(RECORDS FOR PROCESSING Opens)

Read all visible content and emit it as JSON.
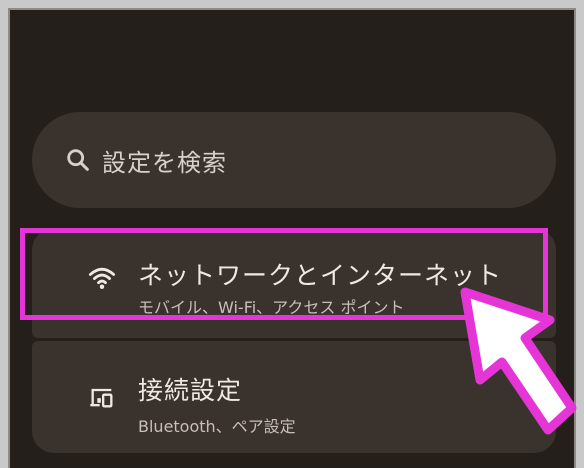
{
  "search": {
    "placeholder": "設定を検索",
    "icon": "search-icon"
  },
  "settings_items": [
    {
      "title": "ネットワークとインターネット",
      "subtitle": "モバイル、Wi-Fi、アクセス ポイント",
      "icon": "wifi-icon"
    },
    {
      "title": "接続設定",
      "subtitle": "Bluetooth、ペア設定",
      "icon": "devices-icon"
    }
  ],
  "colors": {
    "background": "#241f1b",
    "card": "#3a322c",
    "highlight": "#e535d6",
    "arrow_fill": "#ffffff"
  }
}
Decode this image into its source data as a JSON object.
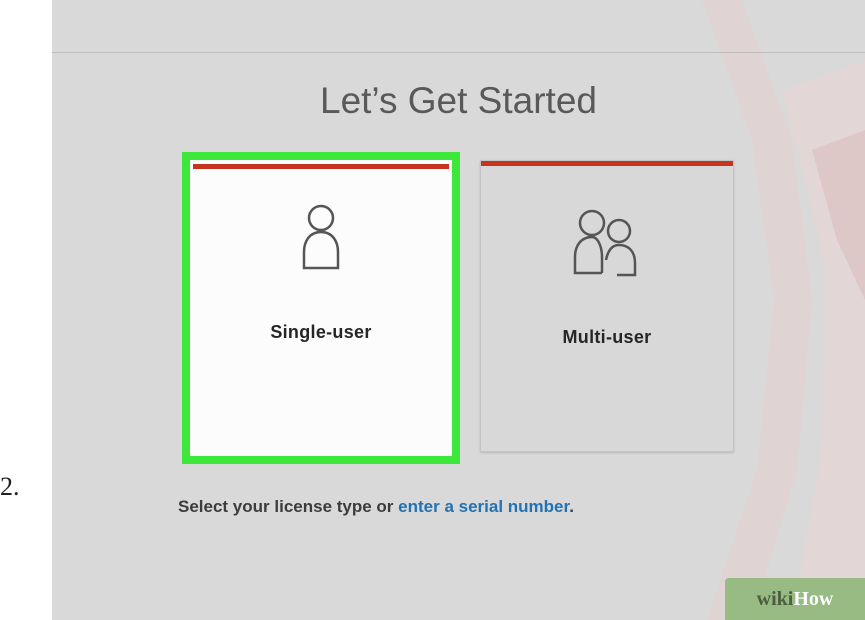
{
  "step_number": "2.",
  "dialog": {
    "title": "Let’s Get Started",
    "options": [
      {
        "label": "Single-user",
        "icon": "single-user-icon",
        "selected": true
      },
      {
        "label": "Multi-user",
        "icon": "multi-user-icon",
        "selected": false
      }
    ],
    "footer": {
      "prefix": "Select your license type or ",
      "link": "enter a serial number",
      "suffix": "."
    }
  },
  "watermark": {
    "part1": "wiki",
    "part2": "How"
  },
  "colors": {
    "accent_bar": "#c7341e",
    "selection_highlight": "#3ee83b",
    "link": "#2272b4",
    "background": "#d9d9d9"
  }
}
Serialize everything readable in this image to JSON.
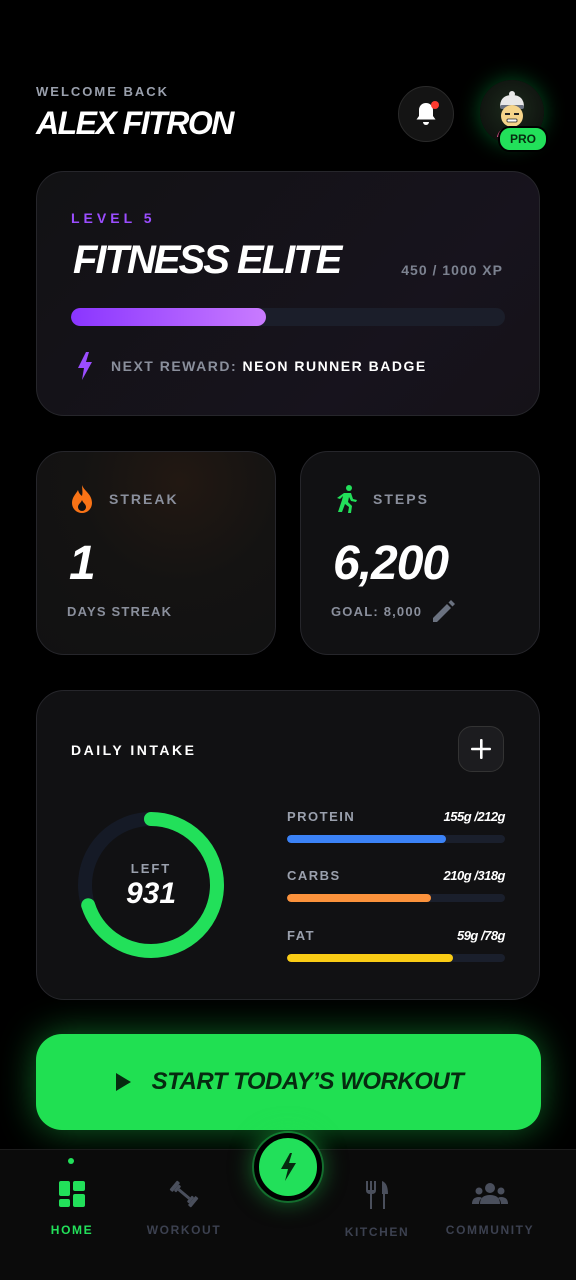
{
  "header": {
    "welcome": "WELCOME BACK",
    "username": "ALEX FITRON",
    "badge": "PRO",
    "avatar_icon": "avatar-icon",
    "bell_icon": "bell-icon"
  },
  "level": {
    "label": "LEVEL 5",
    "title": "FITNESS ELITE",
    "xp_text": "450 / 1000 XP",
    "xp_progress": 0.45,
    "reward_label": "NEXT REWARD:",
    "reward_value": "NEON RUNNER BADGE",
    "reward_icon": "lightning-icon"
  },
  "streak": {
    "label": "STREAK",
    "value": "1",
    "sub": "DAYS STREAK",
    "icon": "flame-icon"
  },
  "steps": {
    "label": "STEPS",
    "value": "6,200",
    "goal": "GOAL: 8,000",
    "icon": "runner-icon"
  },
  "intake": {
    "title": "DAILY INTAKE",
    "ring_label": "LEFT",
    "ring_value": "931",
    "ring_progress": 0.7,
    "macros": [
      {
        "name": "PROTEIN",
        "value": "155g /212g",
        "progress": 0.73,
        "color": "#3b82f6"
      },
      {
        "name": "CARBS",
        "value": "210g /318g",
        "progress": 0.66,
        "color": "#fb923c"
      },
      {
        "name": "FAT",
        "value": "59g /78g",
        "progress": 0.76,
        "color": "#facc15"
      }
    ]
  },
  "cta": {
    "label": "START TODAY’S WORKOUT",
    "icon": "play-icon"
  },
  "nav": {
    "items": [
      {
        "label": "HOME",
        "icon": "home-grid-icon",
        "active": true
      },
      {
        "label": "WORKOUT",
        "icon": "dumbbell-icon",
        "active": false
      },
      {
        "label": "KITCHEN",
        "icon": "utensils-icon",
        "active": false
      },
      {
        "label": "COMMUNITY",
        "icon": "people-icon",
        "active": false
      }
    ],
    "fab_icon": "lightning-icon"
  },
  "colors": {
    "accent_green": "#22e05a",
    "accent_purple": "#9b4dff",
    "background": "#000000"
  }
}
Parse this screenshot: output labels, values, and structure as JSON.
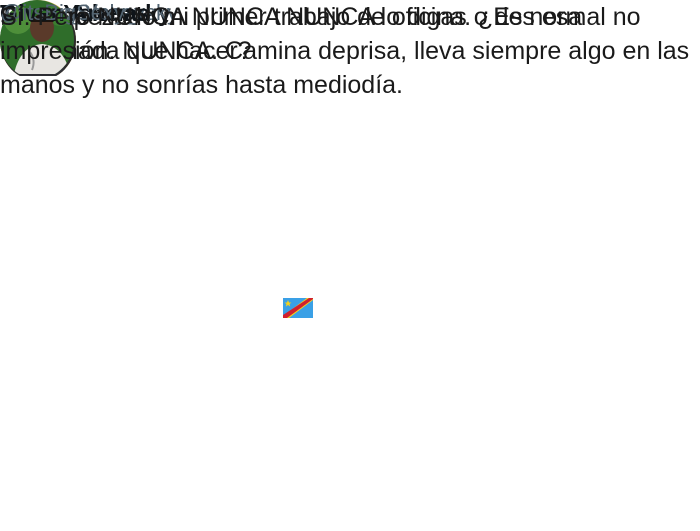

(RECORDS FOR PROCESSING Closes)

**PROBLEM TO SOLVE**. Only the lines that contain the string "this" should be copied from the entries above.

**SOLUTION TO THE PROBLEM**.
Decode this image into its source data as a JSON object.
Serialize everything readable in this image to JSON.
Parse this screenshot: output labels, values, and structure as JSON.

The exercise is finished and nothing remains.